58 Figure 37.13aa Epidermis Cortex Mantle (fungal sheath) Epidermal cell Endodermis Fungal hyphae between cortical cells (Colorized SEM) 1.5 mm (LM) 50  m Mantle (fungal sheath) (a) Ectomycorrhizae

59 In arbuscular mycorrhizae, microscopic fungal hyphae extend into the root These mycorrhizae penetrate the cell wall but not the plasma membrane to form branched arbuscules within root cells Hyphae can form arbuscules within cells; these are important sites of nutrient transfer Arbuscular mycorrhizae occur in about 85% of plant species, including grains and legumes © 2011 Pearson Education, Inc.

60 Figure 37.13ba 10  m Epidermis Cortex Endodermis Cortical cell Fungal vesicle Casparian strip Arbuscules Plasma membrane (LM) Fungal hyphae Root hair (b) Arbuscular mycorrhizae (endomycorrhizae)

61 Agricultural and Ecological Importance of Mycorrhizae Farmers and foresters often inoculate seeds with fungal spores to promote formation of mycorrhizae Some invasive exotic plants disrupt interactions between native plants and their mycorrhizal fungi –For example, garlic mustard slows growth of other plants by preventing the growth of mycorrhizal fungi © 2011 Pearson Education, Inc.

62 Epiphytes, Parasitic Plants, and Carnivorous Plants Some plants have nutritional adaptations that use other organisms in nonmutualistic ways Three unusual adaptations are –Epiphytes –Parasitic plants –Carnivorous plants An epiphyte grows on another plant and obtains water and minerals from rain © 2011 Pearson Education, Inc.

63 Figure 37.15a Staghorn fern, an epiphyte
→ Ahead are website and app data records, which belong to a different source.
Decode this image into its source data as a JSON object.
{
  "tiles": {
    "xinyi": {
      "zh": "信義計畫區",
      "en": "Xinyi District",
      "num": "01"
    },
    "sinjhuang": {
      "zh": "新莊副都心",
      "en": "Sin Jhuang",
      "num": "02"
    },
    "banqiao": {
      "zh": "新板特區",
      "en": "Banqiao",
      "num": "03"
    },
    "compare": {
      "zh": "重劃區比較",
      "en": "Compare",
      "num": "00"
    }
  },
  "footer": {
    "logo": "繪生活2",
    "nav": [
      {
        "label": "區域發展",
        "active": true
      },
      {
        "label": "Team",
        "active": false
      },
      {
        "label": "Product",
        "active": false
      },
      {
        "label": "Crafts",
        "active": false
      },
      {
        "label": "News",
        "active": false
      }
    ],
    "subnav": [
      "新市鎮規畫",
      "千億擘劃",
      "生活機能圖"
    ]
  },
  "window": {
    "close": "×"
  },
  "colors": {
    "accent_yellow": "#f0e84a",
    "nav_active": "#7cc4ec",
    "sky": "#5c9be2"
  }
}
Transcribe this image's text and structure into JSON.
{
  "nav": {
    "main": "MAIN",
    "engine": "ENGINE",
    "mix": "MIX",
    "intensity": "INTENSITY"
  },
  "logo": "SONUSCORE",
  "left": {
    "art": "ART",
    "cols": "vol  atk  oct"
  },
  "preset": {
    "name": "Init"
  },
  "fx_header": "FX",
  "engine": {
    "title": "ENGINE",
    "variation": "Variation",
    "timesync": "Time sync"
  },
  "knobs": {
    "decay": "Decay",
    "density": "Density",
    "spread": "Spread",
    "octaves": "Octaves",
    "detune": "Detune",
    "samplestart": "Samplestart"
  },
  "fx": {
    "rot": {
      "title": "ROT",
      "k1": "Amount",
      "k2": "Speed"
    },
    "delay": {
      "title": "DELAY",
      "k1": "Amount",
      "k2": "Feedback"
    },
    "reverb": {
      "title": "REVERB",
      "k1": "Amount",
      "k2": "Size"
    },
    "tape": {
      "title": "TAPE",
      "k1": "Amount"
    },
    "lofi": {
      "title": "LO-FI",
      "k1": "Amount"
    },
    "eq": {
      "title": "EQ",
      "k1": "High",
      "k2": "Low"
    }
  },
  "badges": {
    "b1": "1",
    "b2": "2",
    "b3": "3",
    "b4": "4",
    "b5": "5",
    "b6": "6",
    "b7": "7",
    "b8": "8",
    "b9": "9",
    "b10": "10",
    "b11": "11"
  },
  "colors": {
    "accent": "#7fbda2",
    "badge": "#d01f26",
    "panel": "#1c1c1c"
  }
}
64 Parasitic plants absorb sugars and minerals from their living host plant © 2011 Pearson Education, Inc.

65 Figure 37.15b Mistletoe, a photo- synthetic parasite Dodder, a nonphotosynthetic parasite (orange) Indian pipe, a nonphoto- synthetic parasite of mycorrhizae

66 Pitcher plants Sundews Venus flytrap Figure 37.15c

67 Carnivorous plants are photosynthetic but obtain nitrogen by killing and digesting mostly insects © 2011 Pearson Education, Inc. Video: Sun Dew Trapping Prey


Download ppt "LECTURE PRESENTATIONS For CAMPBELL BIOLOGY, NINTH EDITION Jane B. Reece, Lisa A. Urry, Michael L. Cain, Steven A. Wasserman, Peter V. Minorsky, Robert."

Similar presentations


Ads by Google